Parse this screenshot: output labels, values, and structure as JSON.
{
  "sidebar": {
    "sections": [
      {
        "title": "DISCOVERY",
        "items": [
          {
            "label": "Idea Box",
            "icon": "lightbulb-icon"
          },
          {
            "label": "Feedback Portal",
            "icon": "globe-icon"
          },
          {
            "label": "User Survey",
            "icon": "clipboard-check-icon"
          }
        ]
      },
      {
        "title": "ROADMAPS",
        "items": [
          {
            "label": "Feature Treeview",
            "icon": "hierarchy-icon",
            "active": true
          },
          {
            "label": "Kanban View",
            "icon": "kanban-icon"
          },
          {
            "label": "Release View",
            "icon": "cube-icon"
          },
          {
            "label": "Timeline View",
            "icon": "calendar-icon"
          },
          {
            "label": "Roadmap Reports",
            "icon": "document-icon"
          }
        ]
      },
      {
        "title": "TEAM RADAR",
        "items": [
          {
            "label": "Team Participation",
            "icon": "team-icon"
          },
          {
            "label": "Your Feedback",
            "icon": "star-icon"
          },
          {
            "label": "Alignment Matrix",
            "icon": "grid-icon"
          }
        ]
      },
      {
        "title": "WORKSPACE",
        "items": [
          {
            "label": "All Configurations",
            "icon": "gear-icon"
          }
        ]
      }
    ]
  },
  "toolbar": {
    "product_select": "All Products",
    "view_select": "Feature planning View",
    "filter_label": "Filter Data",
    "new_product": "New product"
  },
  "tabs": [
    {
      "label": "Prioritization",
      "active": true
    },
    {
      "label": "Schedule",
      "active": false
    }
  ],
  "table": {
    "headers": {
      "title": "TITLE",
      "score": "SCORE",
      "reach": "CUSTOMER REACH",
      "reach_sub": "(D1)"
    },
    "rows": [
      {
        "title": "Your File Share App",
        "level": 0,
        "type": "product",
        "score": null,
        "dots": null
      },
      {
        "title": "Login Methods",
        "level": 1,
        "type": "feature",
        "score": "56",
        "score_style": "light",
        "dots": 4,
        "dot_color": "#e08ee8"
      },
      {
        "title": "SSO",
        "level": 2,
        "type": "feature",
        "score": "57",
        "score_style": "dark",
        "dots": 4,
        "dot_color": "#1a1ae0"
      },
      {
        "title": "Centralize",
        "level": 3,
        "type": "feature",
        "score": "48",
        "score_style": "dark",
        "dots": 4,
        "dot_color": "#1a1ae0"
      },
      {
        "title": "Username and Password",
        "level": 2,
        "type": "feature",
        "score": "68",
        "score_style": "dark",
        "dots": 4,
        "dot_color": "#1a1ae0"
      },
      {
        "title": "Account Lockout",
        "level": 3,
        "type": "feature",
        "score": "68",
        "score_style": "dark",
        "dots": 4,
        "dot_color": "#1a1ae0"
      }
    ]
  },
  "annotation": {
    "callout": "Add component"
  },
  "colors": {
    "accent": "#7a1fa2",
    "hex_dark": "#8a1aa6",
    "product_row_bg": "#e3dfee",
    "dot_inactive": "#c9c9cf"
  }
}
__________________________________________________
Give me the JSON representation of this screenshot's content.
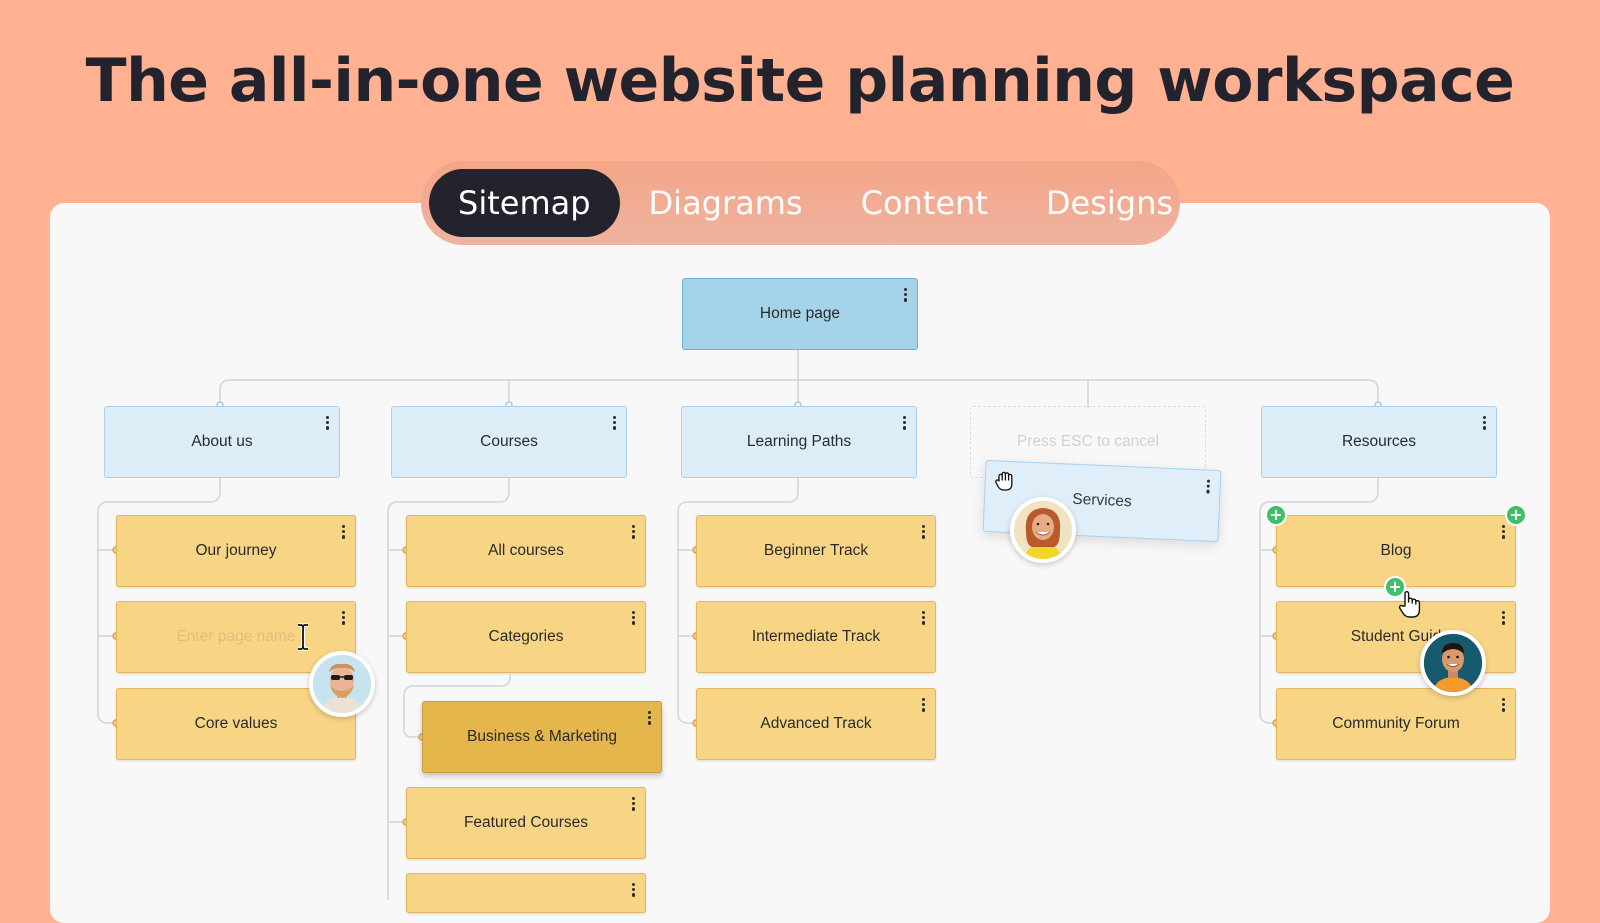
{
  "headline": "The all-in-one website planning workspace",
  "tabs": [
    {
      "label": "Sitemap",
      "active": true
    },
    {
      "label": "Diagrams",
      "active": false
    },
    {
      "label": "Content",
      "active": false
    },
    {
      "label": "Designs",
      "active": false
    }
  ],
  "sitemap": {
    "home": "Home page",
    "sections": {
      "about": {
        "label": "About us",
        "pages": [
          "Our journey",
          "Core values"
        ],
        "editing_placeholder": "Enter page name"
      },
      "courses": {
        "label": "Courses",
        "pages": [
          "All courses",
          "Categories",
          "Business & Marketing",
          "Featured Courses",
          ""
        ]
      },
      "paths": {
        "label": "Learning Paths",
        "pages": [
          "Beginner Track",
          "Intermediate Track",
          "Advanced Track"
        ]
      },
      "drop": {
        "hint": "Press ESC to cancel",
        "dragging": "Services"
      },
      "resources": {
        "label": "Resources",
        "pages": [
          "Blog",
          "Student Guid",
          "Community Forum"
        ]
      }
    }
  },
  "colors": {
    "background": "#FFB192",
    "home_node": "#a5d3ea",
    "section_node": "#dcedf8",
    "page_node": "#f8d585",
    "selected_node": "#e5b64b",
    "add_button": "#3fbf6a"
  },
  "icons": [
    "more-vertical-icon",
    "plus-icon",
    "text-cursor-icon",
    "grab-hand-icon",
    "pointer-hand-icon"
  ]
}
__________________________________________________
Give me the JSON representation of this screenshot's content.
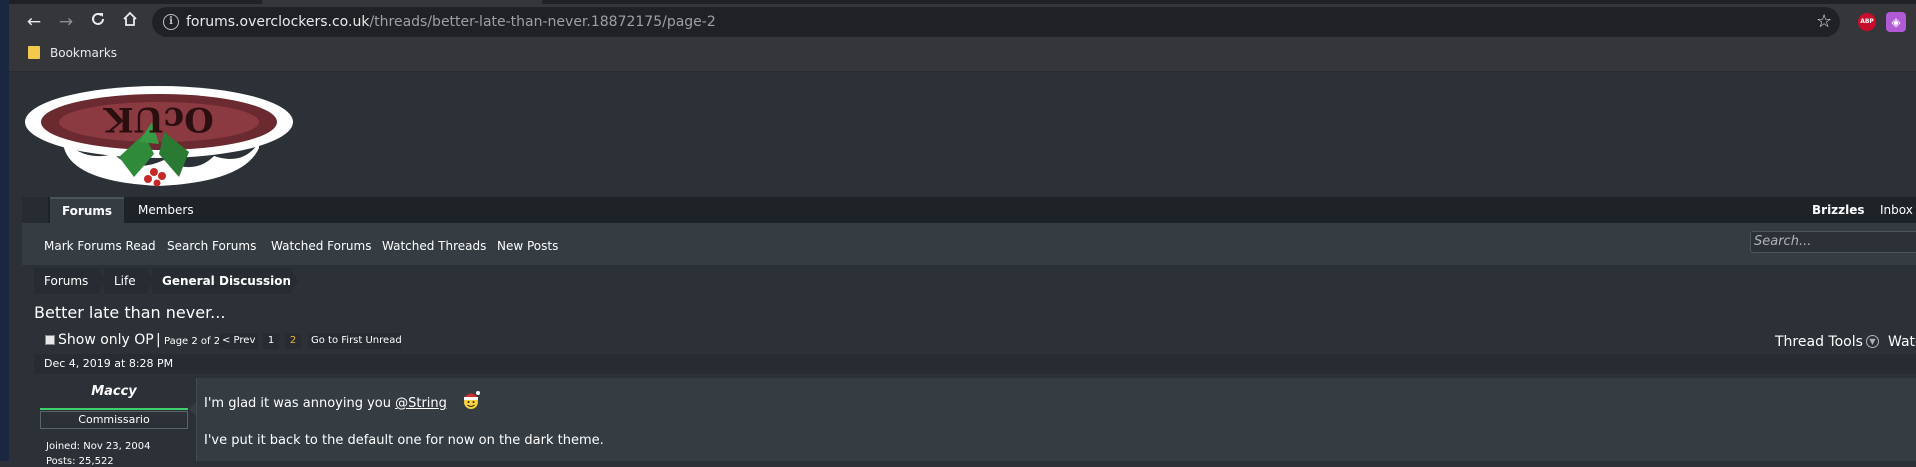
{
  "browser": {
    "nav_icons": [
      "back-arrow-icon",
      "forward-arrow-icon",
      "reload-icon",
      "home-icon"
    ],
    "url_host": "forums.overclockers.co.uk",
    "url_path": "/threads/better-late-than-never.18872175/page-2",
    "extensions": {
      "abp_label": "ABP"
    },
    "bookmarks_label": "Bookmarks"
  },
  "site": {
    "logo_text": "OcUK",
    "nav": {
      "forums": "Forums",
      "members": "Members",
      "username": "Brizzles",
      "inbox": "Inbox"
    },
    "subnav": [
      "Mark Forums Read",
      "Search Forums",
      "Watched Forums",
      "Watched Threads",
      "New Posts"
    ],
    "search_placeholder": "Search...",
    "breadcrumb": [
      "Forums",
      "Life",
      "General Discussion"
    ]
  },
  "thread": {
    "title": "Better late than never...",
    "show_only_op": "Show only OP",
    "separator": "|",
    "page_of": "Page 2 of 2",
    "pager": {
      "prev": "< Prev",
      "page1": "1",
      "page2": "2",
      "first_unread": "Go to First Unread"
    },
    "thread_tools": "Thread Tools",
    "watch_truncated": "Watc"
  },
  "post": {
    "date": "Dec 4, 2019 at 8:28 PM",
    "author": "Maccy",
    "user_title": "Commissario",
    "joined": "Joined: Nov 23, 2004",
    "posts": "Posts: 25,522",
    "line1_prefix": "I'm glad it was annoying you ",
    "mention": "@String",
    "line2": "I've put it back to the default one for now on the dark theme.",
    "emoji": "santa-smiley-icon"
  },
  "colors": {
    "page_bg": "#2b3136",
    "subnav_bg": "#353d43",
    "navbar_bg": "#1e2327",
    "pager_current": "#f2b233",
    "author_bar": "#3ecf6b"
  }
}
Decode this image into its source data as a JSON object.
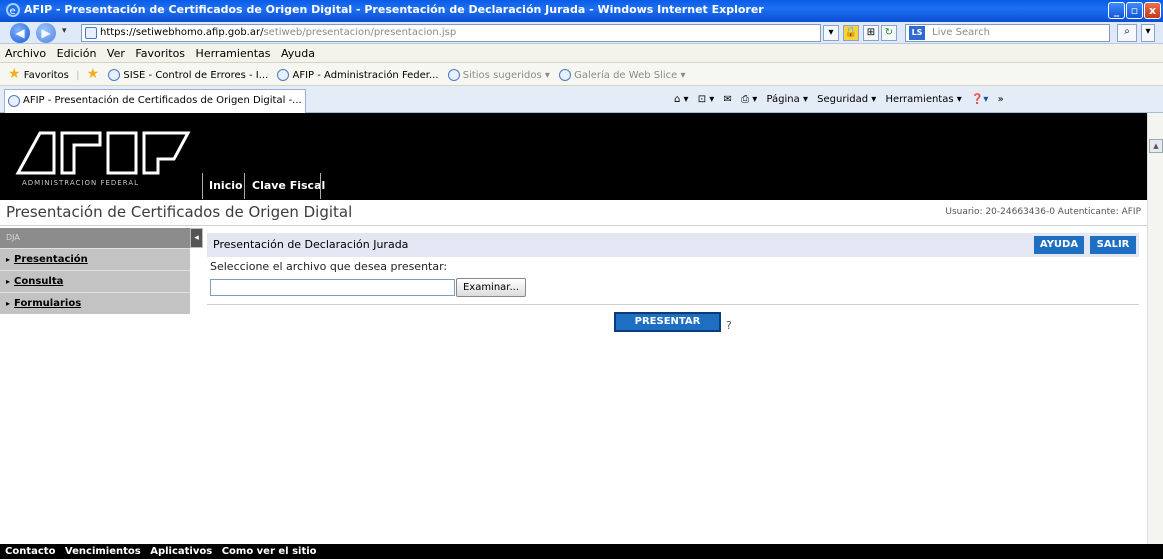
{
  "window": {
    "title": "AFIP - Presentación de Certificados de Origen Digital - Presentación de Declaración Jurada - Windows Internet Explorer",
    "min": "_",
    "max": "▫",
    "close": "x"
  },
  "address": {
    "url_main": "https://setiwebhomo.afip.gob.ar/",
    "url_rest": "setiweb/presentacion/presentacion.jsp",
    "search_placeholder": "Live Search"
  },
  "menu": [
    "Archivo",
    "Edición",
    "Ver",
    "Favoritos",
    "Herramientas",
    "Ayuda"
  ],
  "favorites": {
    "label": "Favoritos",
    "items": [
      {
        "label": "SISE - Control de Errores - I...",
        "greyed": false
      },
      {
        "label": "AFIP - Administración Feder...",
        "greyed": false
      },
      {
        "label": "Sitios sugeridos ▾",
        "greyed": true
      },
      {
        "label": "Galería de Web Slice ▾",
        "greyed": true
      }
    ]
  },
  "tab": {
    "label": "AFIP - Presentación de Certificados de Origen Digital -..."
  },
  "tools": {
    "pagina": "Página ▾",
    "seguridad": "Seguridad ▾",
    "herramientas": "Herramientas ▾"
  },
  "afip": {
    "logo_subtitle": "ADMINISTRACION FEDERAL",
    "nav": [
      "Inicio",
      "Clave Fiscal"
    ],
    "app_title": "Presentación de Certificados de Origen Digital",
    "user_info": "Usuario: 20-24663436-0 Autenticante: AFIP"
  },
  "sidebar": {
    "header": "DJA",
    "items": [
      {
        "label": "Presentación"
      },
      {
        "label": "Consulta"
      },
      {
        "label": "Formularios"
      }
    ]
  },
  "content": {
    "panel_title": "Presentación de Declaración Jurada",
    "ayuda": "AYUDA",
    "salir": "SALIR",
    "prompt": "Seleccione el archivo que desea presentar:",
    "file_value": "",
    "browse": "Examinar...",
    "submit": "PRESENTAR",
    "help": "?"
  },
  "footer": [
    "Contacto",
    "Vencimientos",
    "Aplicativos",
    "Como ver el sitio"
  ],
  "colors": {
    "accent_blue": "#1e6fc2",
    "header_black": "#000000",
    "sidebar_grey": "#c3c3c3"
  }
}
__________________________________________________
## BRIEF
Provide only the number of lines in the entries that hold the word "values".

## SOLUTION TO THIS EXERCISE
2